“People have a fundamental motivation to improve the self and add to who they are as a person,” Dr. Lewandowski says to Parker-Pope, “If your partner is helping you become a better person, you become happier and more satisfied in the relationship.” Those individuals who practice intentional self-expansion through taking advantage of educational opportunities, novel life experiences, developing skills, serving their communities, and widening social circle are not only cultivating a well-rounded and fruitful life but are increasing the potential for a thriving relationship with potential partners.

Research that reflects the importance of maintaining interest in relationships through self-expansion suggests that individuals may opt to reconsider the current approach to finding a romantic partner. Popular dating sites like Match.com and Eharmony.com have reinforced the idea that individuals should seek to date someone who is most similar to oneself.

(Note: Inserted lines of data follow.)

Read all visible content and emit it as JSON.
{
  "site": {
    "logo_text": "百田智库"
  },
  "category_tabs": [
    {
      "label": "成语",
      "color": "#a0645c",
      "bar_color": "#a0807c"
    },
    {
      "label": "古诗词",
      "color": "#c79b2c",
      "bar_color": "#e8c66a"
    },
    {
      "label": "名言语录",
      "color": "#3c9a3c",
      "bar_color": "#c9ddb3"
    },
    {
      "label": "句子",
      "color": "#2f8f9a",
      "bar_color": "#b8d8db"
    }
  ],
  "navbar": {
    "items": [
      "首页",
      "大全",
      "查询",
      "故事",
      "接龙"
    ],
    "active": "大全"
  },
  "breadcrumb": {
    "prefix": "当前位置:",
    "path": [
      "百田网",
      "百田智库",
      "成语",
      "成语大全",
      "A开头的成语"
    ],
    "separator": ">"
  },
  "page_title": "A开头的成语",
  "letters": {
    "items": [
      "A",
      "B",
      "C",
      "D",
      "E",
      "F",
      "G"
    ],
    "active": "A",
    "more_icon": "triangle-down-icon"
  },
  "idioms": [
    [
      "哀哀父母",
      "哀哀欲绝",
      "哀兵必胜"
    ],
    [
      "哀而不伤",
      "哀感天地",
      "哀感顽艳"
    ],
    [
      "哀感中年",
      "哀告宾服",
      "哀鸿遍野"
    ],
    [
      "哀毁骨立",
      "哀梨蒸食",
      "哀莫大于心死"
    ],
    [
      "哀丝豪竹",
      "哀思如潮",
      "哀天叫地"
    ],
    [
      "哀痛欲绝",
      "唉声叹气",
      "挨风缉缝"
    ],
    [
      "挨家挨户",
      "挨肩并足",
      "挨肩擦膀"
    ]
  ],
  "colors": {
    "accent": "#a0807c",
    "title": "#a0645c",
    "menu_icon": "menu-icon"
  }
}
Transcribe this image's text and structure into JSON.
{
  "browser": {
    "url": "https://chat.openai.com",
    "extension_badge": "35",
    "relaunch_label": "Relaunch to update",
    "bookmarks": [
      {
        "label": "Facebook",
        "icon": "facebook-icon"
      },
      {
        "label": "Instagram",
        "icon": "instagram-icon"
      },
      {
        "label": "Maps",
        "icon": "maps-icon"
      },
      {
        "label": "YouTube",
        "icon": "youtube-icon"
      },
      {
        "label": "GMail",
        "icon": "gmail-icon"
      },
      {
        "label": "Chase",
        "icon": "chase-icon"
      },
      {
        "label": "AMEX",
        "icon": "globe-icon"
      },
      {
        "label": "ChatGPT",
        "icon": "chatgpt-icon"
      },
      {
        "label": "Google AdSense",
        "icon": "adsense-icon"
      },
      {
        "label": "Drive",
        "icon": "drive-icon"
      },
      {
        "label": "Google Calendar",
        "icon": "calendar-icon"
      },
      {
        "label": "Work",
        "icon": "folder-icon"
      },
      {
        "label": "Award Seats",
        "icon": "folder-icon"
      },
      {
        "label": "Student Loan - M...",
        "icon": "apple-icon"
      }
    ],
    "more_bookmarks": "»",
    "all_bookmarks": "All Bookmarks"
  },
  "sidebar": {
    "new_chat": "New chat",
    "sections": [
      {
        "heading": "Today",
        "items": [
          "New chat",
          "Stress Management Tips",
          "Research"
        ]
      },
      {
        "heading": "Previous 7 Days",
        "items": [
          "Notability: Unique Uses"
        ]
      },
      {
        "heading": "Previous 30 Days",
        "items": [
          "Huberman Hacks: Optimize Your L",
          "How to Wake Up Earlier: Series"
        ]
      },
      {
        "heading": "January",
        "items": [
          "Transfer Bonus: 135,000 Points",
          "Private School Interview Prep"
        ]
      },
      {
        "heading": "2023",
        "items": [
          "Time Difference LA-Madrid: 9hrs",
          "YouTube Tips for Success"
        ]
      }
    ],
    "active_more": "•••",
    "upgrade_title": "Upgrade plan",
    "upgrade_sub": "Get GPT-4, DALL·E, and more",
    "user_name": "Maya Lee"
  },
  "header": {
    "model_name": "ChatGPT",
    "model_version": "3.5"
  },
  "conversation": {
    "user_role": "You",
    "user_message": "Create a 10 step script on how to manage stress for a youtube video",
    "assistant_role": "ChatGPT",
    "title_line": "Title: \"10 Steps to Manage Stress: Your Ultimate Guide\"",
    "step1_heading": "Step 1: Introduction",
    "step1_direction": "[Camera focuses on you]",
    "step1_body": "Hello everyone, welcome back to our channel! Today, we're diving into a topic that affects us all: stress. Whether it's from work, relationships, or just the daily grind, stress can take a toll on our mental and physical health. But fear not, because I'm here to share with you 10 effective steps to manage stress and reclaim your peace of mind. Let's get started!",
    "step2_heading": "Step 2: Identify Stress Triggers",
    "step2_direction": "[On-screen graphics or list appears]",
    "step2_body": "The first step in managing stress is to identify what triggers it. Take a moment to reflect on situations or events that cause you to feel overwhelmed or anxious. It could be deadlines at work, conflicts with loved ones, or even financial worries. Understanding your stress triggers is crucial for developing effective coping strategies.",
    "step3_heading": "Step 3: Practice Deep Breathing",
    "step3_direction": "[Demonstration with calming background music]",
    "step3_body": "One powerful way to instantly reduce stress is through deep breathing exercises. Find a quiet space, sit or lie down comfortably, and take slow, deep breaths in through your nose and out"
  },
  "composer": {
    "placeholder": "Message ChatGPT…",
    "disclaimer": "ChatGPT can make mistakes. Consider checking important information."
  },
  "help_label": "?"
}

However, Dr. Aron’s research suggests that perhaps individuals may benefit by instead prioritizing another set of qualities: curiosity, flexibility, and an adventurous spirit.

Would you like one of our couples Therapists at Relationships For Better to help you and your partner explore ways to sustain attraction in your relationship? Contact us here!

 

References

Parker-Pope, T. (2011). The Happy Marriage Is the ‘Me’ Marriage. Retrieved May 27, 2015.

Tartakovsky, M. (2013, January 30). 5 Steps to a Successful Marriage. Retrieved May 27, 2015.